* Your instructions
Print each record exactly as it appears, but drop the images.

* Provided records
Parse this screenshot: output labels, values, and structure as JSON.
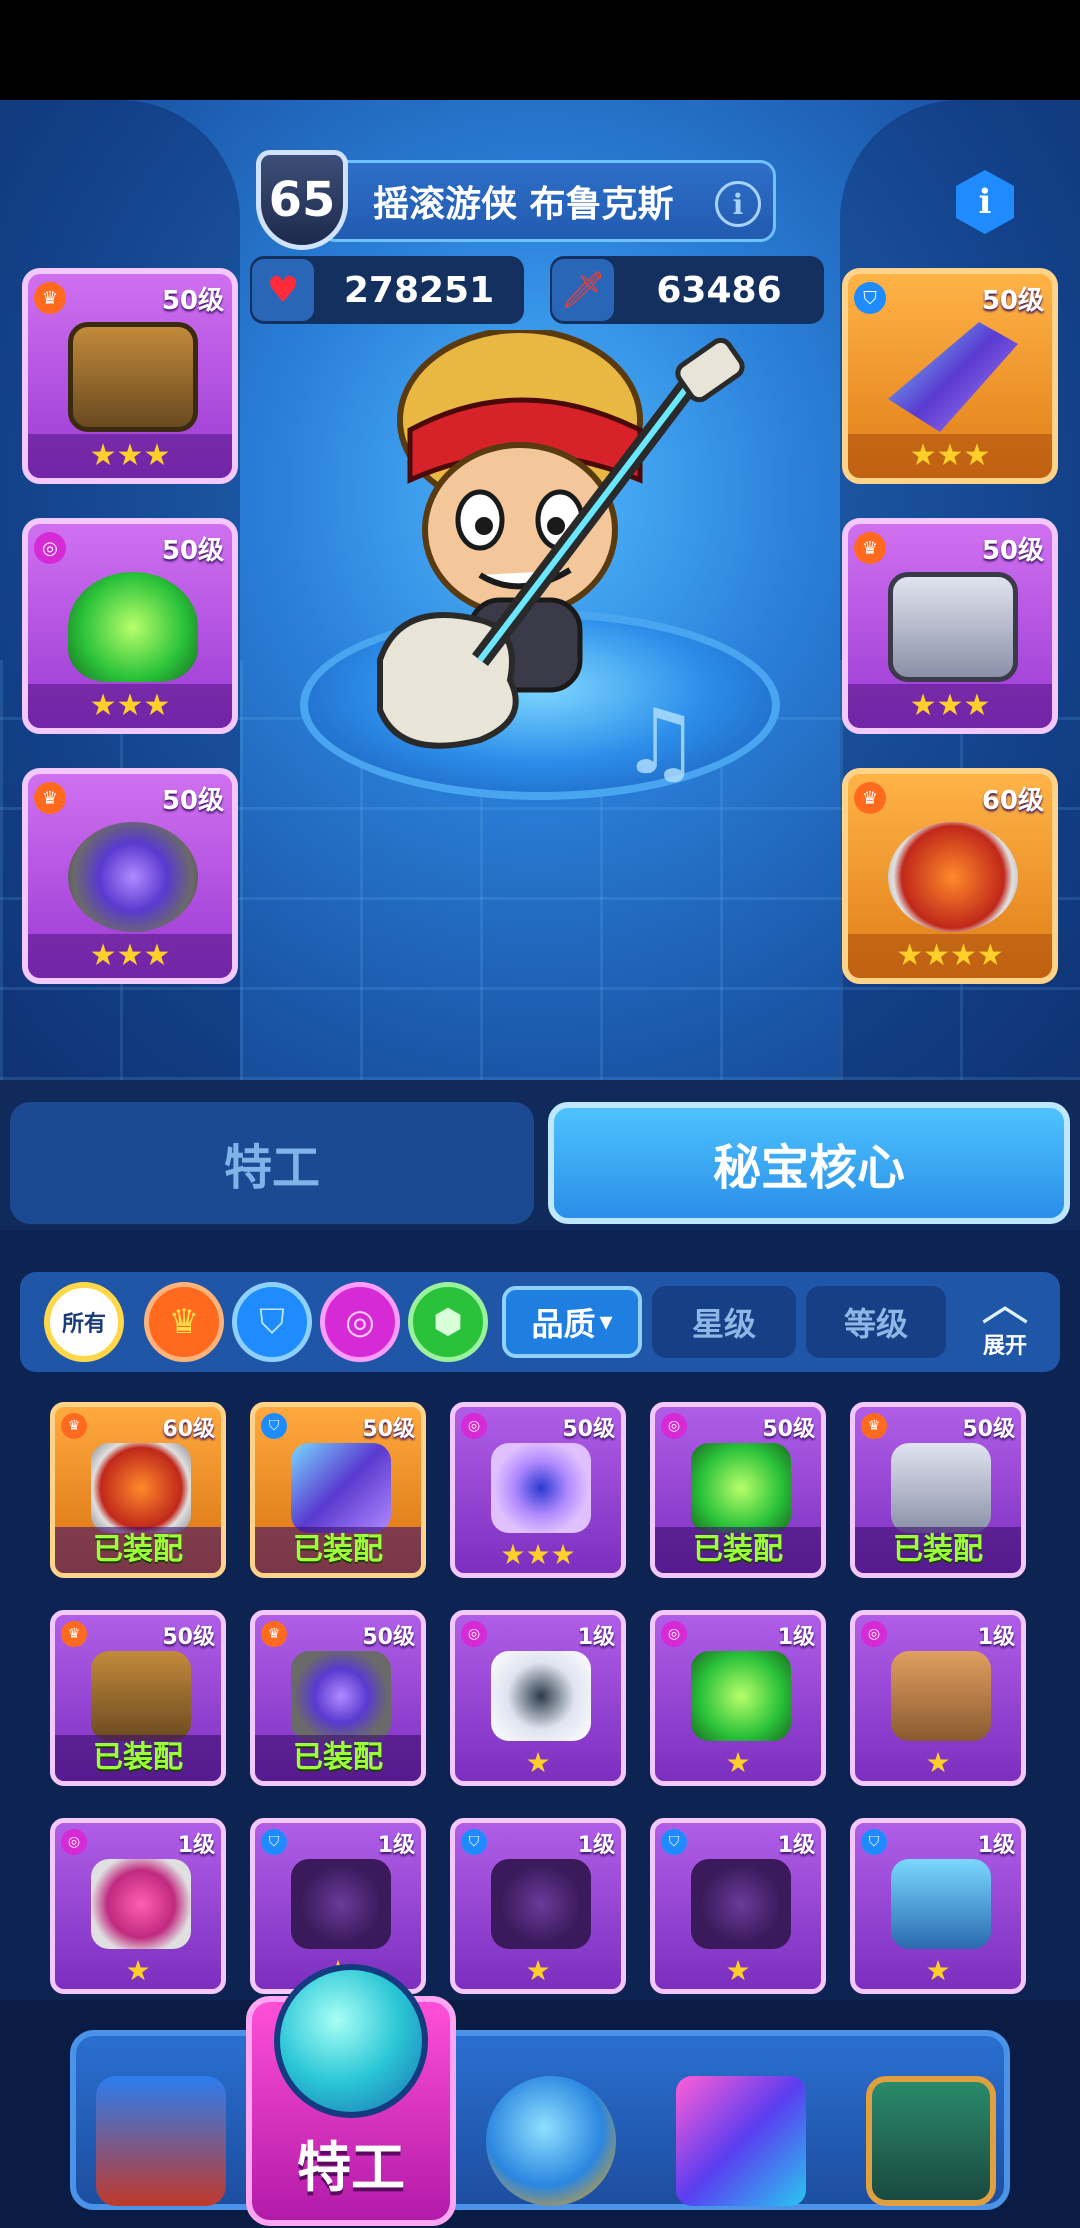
{
  "hero": {
    "level": "65",
    "name": "摇滚游侠 布鲁克斯",
    "info_icon": "info-icon",
    "hp": "278251",
    "attack": "63486"
  },
  "equipped_slots": {
    "left": [
      {
        "level": "50级",
        "stars": "★★★",
        "art": "tome"
      },
      {
        "level": "50级",
        "stars": "★★★",
        "art": "green-flame"
      },
      {
        "level": "50级",
        "stars": "★★★",
        "art": "stone-orb"
      }
    ],
    "right": [
      {
        "level": "50级",
        "stars": "★★★",
        "art": "crystal-shard"
      },
      {
        "level": "50级",
        "stars": "★★★",
        "art": "mech-gauntlet"
      },
      {
        "level": "60级",
        "stars": "★★★★",
        "art": "scroll-ring"
      }
    ]
  },
  "tabs": {
    "agent": "特工",
    "core": "秘宝核心"
  },
  "filters": {
    "all": "所有",
    "quality": "品质",
    "quality_arrow": "▾",
    "star": "星级",
    "level": "等级",
    "expand": "展开"
  },
  "inventory": [
    {
      "level": "60级",
      "status": "已装配",
      "stars": "",
      "rarity": "orange",
      "tag": "fire"
    },
    {
      "level": "50级",
      "status": "已装配",
      "stars": "",
      "rarity": "orange",
      "tag": "shield"
    },
    {
      "level": "50级",
      "status": "",
      "stars": "★★★",
      "rarity": "purple",
      "tag": "ring"
    },
    {
      "level": "50级",
      "status": "已装配",
      "stars": "",
      "rarity": "purple",
      "tag": "ring"
    },
    {
      "level": "50级",
      "status": "已装配",
      "stars": "",
      "rarity": "purple",
      "tag": "fire"
    },
    {
      "level": "50级",
      "status": "已装配",
      "stars": "",
      "rarity": "purple",
      "tag": "fire"
    },
    {
      "level": "50级",
      "status": "已装配",
      "stars": "",
      "rarity": "purple",
      "tag": "fire"
    },
    {
      "level": "1级",
      "status": "",
      "stars": "★",
      "rarity": "purple",
      "tag": "ring"
    },
    {
      "level": "1级",
      "status": "",
      "stars": "★",
      "rarity": "purple",
      "tag": "ring"
    },
    {
      "level": "1级",
      "status": "",
      "stars": "★",
      "rarity": "purple",
      "tag": "ring"
    },
    {
      "level": "1级",
      "status": "",
      "stars": "★",
      "rarity": "purple",
      "tag": "ring"
    },
    {
      "level": "1级",
      "status": "",
      "stars": "★",
      "rarity": "purple",
      "tag": "shield"
    },
    {
      "level": "1级",
      "status": "",
      "stars": "★",
      "rarity": "purple",
      "tag": "shield"
    },
    {
      "level": "1级",
      "status": "",
      "stars": "★",
      "rarity": "purple",
      "tag": "shield"
    },
    {
      "level": "1级",
      "status": "",
      "stars": "★",
      "rarity": "purple",
      "tag": "shield"
    }
  ],
  "nav": {
    "agent_label": "特工"
  },
  "colors": {
    "accent_blue": "#2a8ee8",
    "rarity_purple": "#9a3ad4",
    "rarity_orange": "#e07d17",
    "equipped_green": "#9cff3a",
    "star_gold": "#ffcf2a"
  }
}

* The completed task
Parse this screenshot: output labels, values, and structure as JSON.
{
  "hero": {
    "level": "65",
    "name": "摇滚游侠 布鲁克斯",
    "info_icon": "info-icon",
    "hp": "278251",
    "attack": "63486"
  },
  "equipped_slots": {
    "left": [
      {
        "level": "50级",
        "stars": "★★★",
        "art": "tome"
      },
      {
        "level": "50级",
        "stars": "★★★",
        "art": "green-flame"
      },
      {
        "level": "50级",
        "stars": "★★★",
        "art": "stone-orb"
      }
    ],
    "right": [
      {
        "level": "50级",
        "stars": "★★★",
        "art": "crystal-shard"
      },
      {
        "level": "50级",
        "stars": "★★★",
        "art": "mech-gauntlet"
      },
      {
        "level": "60级",
        "stars": "★★★★",
        "art": "scroll-ring"
      }
    ]
  },
  "tabs": {
    "agent": "特工",
    "core": "秘宝核心"
  },
  "filters": {
    "all": "所有",
    "quality": "品质",
    "quality_arrow": "▾",
    "star": "星级",
    "level": "等级",
    "expand": "展开"
  },
  "inventory": [
    {
      "level": "60级",
      "status": "已装配",
      "stars": "",
      "rarity": "orange",
      "tag": "fire"
    },
    {
      "level": "50级",
      "status": "已装配",
      "stars": "",
      "rarity": "orange",
      "tag": "shield"
    },
    {
      "level": "50级",
      "status": "",
      "stars": "★★★",
      "rarity": "purple",
      "tag": "ring"
    },
    {
      "level": "50级",
      "status": "已装配",
      "stars": "",
      "rarity": "purple",
      "tag": "ring"
    },
    {
      "level": "50级",
      "status": "已装配",
      "stars": "",
      "rarity": "purple",
      "tag": "fire"
    },
    {
      "level": "50级",
      "status": "已装配",
      "stars": "",
      "rarity": "purple",
      "tag": "fire"
    },
    {
      "level": "50级",
      "status": "已装配",
      "stars": "",
      "rarity": "purple",
      "tag": "fire"
    },
    {
      "level": "1级",
      "status": "",
      "stars": "★",
      "rarity": "purple",
      "tag": "ring"
    },
    {
      "level": "1级",
      "status": "",
      "stars": "★",
      "rarity": "purple",
      "tag": "ring"
    },
    {
      "level": "1级",
      "status": "",
      "stars": "★",
      "rarity": "purple",
      "tag": "ring"
    },
    {
      "level": "1级",
      "status": "",
      "stars": "★",
      "rarity": "purple",
      "tag": "ring"
    },
    {
      "level": "1级",
      "status": "",
      "stars": "★",
      "rarity": "purple",
      "tag": "shield"
    },
    {
      "level": "1级",
      "status": "",
      "stars": "★",
      "rarity": "purple",
      "tag": "shield"
    },
    {
      "level": "1级",
      "status": "",
      "stars": "★",
      "rarity": "purple",
      "tag": "shield"
    },
    {
      "level": "1级",
      "status": "",
      "stars": "★",
      "rarity": "purple",
      "tag": "shield"
    }
  ],
  "nav": {
    "agent_label": "特工"
  },
  "colors": {
    "accent_blue": "#2a8ee8",
    "rarity_purple": "#9a3ad4",
    "rarity_orange": "#e07d17",
    "equipped_green": "#9cff3a",
    "star_gold": "#ffcf2a"
  }
}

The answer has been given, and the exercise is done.